### EXTRACTED MATERIAL
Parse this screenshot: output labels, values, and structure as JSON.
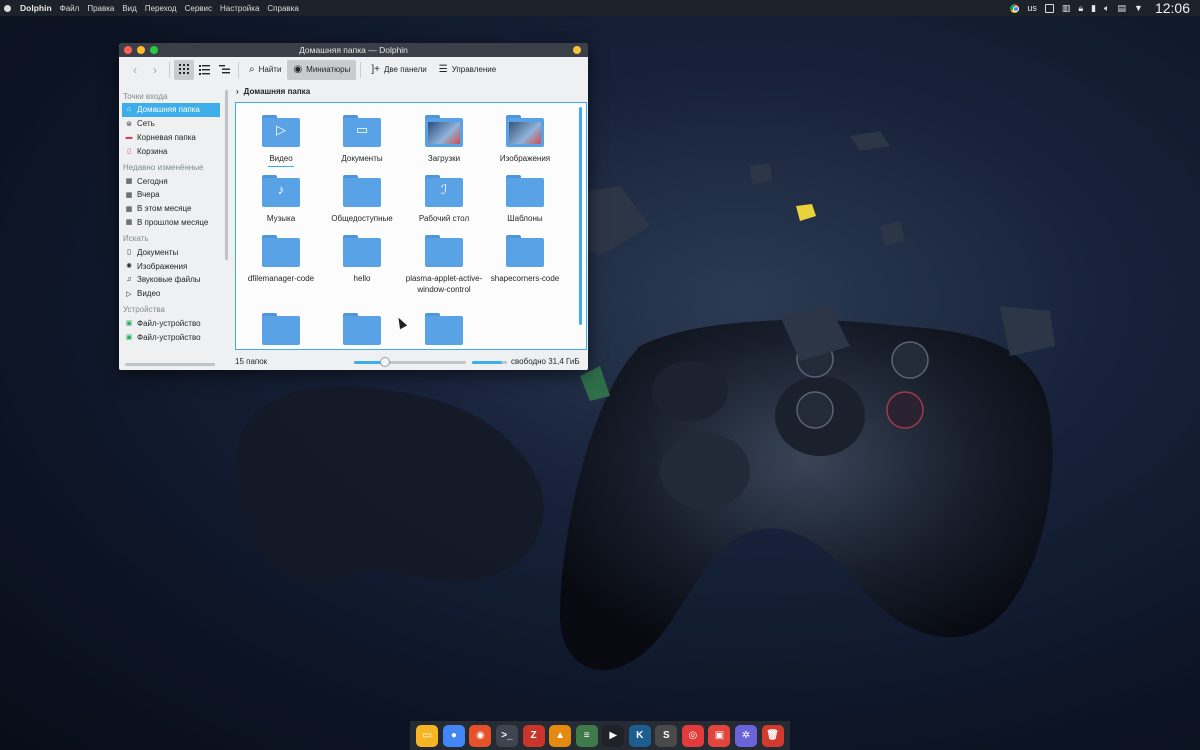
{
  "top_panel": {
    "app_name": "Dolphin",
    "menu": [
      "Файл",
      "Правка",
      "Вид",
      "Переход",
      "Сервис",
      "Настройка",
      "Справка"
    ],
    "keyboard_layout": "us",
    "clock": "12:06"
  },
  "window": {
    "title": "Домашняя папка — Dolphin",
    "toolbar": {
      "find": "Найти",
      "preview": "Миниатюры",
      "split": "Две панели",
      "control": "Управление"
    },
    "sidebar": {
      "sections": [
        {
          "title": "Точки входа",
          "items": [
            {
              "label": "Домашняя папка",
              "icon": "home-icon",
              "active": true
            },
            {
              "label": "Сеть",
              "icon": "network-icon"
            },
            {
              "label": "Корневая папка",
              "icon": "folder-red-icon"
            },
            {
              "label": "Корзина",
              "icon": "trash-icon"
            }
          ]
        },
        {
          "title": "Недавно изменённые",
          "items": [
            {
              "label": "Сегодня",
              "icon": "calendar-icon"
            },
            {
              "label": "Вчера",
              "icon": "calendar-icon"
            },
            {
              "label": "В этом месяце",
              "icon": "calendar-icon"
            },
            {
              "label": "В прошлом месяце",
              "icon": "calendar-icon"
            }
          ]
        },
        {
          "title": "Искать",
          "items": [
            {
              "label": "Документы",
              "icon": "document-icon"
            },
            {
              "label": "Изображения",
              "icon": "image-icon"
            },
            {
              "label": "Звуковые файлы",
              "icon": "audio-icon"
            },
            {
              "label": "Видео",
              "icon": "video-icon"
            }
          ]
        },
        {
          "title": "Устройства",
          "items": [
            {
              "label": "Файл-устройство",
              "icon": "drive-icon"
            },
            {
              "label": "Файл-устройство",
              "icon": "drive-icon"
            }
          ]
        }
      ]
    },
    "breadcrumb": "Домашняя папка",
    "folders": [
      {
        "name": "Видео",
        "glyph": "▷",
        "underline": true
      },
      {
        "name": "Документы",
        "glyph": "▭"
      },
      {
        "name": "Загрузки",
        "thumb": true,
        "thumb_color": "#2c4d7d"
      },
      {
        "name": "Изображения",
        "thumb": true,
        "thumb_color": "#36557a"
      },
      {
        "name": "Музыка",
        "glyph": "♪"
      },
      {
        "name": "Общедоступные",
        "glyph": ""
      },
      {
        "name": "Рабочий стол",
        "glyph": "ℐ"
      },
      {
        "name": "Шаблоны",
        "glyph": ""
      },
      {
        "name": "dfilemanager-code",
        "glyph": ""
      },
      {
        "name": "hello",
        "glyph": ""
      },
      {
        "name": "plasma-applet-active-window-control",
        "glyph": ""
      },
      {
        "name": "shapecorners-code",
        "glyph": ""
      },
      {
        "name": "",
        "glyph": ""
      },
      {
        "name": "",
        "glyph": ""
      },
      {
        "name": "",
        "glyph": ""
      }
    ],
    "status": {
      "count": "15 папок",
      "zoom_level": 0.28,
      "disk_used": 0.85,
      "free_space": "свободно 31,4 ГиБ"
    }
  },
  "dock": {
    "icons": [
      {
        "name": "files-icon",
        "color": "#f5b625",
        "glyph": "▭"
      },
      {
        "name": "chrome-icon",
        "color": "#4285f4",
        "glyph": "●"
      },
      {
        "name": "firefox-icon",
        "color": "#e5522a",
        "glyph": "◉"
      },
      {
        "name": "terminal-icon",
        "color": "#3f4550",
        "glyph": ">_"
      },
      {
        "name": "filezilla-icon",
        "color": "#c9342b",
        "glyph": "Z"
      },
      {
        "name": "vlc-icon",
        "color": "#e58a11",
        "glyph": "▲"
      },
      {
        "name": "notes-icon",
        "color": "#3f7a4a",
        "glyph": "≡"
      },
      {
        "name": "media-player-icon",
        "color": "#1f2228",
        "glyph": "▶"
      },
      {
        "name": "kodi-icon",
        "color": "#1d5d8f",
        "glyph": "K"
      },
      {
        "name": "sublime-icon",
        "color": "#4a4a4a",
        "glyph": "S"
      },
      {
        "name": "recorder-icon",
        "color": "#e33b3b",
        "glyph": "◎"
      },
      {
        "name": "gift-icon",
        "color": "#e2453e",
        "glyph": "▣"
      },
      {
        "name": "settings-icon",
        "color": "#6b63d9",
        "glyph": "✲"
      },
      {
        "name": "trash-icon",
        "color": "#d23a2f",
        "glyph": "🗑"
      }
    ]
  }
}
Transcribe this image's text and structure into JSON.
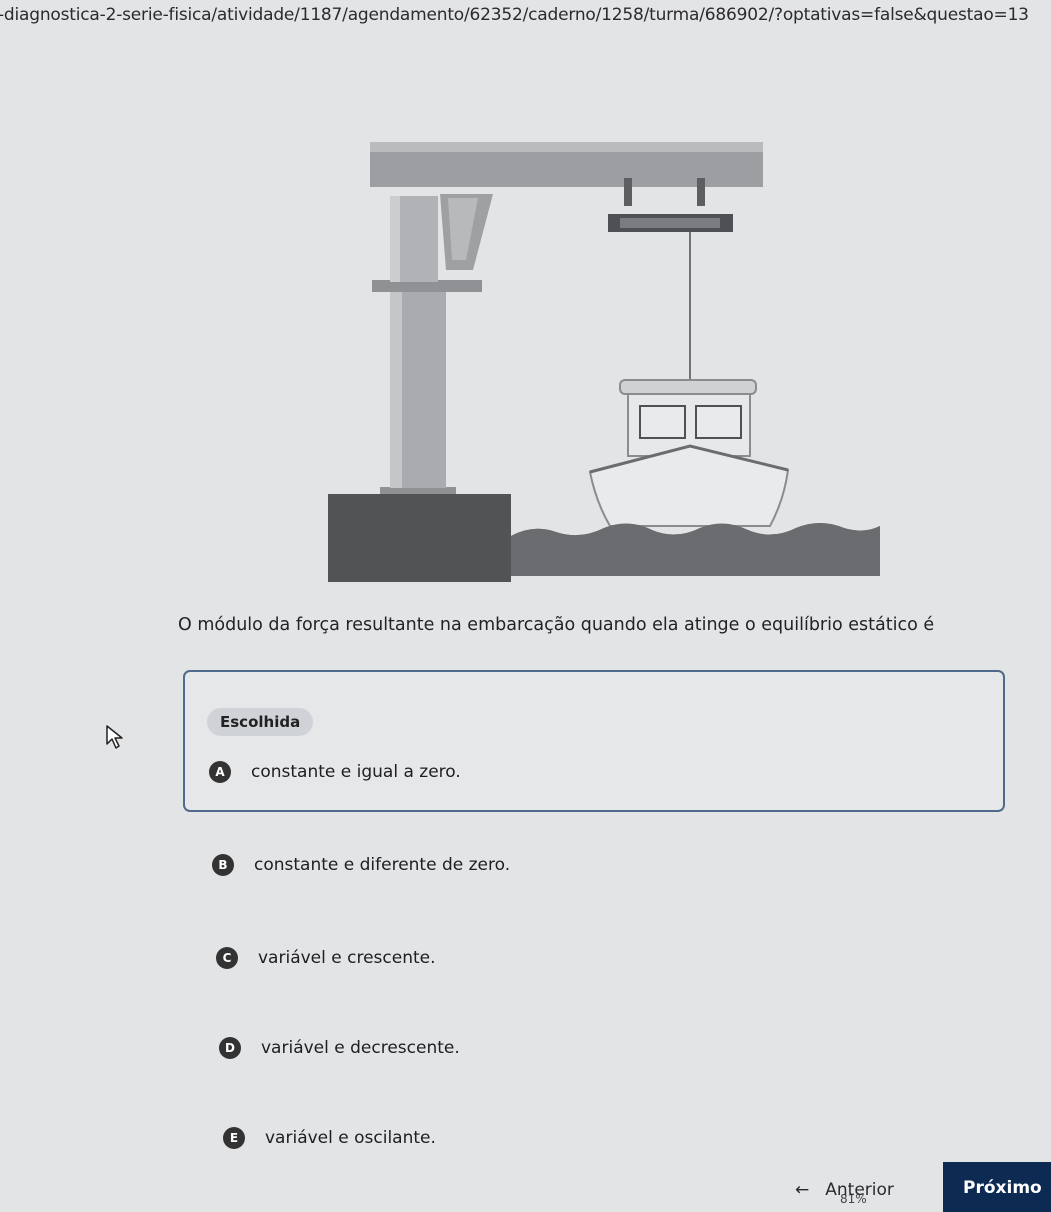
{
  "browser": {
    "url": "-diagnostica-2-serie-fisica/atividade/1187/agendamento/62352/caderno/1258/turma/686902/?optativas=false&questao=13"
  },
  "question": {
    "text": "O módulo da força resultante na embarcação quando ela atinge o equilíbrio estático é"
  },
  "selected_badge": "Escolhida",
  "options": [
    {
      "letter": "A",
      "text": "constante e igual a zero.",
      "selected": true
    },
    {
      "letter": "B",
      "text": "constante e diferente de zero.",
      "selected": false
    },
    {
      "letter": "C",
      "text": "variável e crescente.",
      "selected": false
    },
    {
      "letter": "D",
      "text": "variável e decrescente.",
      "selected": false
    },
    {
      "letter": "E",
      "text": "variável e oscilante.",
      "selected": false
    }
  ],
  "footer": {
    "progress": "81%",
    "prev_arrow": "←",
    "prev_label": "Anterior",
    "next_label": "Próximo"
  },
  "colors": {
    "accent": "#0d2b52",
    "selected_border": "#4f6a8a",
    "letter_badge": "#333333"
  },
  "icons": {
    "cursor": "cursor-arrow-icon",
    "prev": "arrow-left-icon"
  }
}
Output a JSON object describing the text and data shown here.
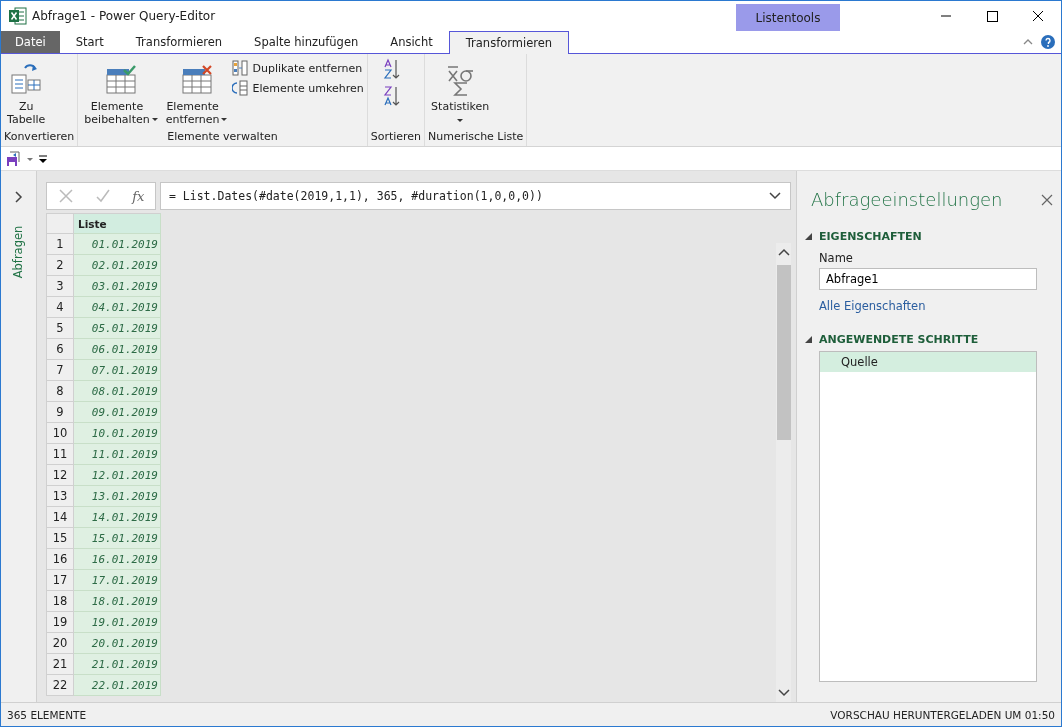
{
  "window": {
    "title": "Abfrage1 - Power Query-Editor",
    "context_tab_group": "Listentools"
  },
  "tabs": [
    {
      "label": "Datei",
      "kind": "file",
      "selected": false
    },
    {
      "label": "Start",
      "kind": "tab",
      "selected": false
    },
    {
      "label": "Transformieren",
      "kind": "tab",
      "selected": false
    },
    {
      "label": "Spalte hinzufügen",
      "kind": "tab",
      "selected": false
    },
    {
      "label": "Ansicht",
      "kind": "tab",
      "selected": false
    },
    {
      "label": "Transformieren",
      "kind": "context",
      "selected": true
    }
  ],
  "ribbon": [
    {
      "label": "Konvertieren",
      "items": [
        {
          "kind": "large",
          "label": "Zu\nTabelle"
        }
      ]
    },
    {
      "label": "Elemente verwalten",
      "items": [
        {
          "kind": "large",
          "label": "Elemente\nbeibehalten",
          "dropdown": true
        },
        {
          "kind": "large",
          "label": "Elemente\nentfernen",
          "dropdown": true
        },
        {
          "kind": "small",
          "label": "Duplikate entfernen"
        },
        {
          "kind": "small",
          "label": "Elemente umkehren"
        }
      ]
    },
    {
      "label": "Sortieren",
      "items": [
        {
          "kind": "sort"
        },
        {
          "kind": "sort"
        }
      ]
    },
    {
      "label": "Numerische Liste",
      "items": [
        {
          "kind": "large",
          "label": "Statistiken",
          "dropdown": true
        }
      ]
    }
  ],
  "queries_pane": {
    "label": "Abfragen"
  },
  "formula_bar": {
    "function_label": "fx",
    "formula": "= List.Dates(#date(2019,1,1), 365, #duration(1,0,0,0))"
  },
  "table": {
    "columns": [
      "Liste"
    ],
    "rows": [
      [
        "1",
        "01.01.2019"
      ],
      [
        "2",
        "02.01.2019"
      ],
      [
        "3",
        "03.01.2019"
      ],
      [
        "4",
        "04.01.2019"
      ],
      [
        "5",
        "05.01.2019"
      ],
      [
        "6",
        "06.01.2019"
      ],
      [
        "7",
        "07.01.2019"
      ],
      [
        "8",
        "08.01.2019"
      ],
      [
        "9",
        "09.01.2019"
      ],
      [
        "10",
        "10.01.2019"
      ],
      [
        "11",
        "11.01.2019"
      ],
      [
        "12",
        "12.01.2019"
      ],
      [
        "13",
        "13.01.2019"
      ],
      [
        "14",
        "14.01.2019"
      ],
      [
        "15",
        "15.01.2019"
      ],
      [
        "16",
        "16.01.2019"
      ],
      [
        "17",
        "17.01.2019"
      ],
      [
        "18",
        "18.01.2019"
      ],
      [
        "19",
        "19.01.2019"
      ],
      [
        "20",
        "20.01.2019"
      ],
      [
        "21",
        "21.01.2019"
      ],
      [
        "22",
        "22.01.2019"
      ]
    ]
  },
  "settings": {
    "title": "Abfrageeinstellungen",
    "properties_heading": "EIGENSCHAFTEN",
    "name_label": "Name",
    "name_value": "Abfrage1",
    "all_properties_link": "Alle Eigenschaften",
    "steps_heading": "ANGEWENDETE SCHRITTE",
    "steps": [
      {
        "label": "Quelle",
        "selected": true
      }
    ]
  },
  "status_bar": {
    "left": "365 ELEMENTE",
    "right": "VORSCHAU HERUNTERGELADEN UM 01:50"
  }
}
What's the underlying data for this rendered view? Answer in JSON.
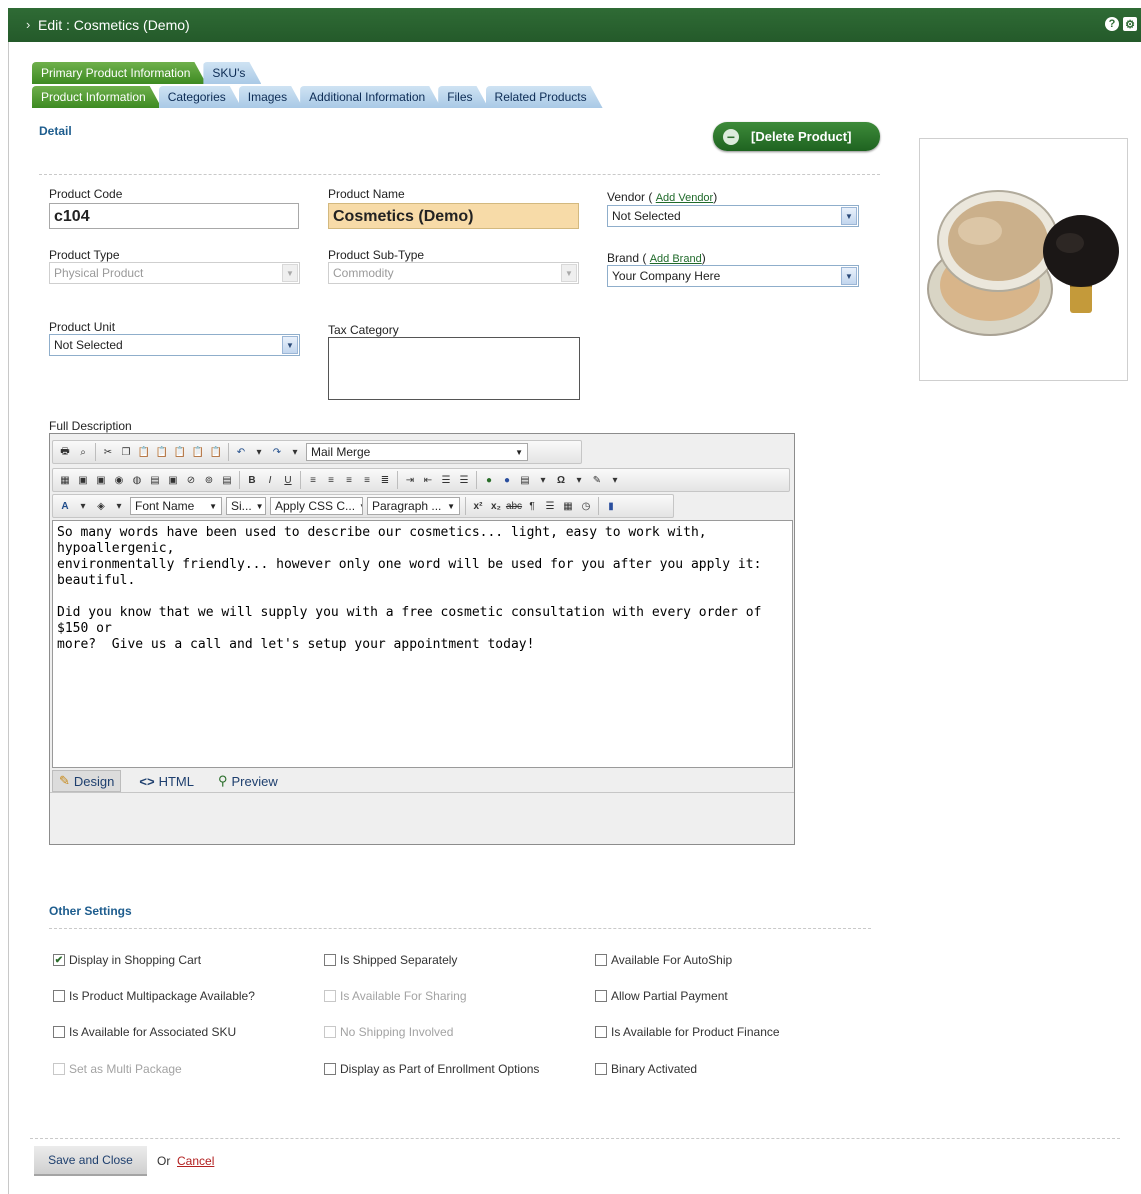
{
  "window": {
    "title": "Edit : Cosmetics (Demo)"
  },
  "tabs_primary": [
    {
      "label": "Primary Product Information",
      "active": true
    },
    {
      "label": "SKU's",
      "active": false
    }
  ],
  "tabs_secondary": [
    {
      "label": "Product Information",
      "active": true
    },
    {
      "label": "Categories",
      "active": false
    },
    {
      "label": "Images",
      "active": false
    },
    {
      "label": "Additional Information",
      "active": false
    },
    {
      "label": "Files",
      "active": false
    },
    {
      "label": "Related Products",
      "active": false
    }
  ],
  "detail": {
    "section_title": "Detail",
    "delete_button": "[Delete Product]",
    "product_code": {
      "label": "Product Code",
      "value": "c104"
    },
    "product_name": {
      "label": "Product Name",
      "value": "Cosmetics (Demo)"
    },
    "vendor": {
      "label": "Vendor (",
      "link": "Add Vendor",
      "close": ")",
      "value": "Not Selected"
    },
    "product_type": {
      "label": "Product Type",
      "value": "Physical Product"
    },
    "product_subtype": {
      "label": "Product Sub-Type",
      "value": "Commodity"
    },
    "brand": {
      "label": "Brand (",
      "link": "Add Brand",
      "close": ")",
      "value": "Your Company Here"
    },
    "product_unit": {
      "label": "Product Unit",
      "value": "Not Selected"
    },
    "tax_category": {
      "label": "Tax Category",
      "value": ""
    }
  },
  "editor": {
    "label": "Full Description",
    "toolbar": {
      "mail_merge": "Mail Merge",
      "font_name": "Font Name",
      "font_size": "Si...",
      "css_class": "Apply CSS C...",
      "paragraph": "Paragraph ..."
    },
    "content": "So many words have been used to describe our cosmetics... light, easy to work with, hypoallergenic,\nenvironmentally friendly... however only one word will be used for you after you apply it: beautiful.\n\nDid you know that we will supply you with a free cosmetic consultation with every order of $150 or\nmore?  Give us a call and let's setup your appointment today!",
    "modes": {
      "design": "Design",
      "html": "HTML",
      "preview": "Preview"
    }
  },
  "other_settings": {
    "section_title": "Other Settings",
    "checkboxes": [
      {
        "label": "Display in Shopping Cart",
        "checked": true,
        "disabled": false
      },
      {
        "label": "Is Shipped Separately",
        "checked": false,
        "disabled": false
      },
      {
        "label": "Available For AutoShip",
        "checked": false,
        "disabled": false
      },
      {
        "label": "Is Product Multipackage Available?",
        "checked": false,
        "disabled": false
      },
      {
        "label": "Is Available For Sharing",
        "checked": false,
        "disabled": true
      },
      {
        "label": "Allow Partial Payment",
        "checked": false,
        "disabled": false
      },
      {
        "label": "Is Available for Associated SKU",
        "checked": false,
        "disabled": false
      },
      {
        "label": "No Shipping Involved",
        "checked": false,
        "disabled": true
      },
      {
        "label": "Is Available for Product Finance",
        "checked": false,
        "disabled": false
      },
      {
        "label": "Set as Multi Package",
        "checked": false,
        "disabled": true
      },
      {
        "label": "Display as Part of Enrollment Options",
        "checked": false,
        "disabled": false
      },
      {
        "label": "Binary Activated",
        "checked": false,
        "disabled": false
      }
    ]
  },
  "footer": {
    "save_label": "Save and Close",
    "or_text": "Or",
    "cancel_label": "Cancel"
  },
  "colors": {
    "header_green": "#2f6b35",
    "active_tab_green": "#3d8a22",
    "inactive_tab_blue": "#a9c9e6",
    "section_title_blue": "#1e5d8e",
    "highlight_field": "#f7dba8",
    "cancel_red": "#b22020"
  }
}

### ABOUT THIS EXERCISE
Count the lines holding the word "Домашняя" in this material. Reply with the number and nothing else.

### EXPECTED ANSWER
3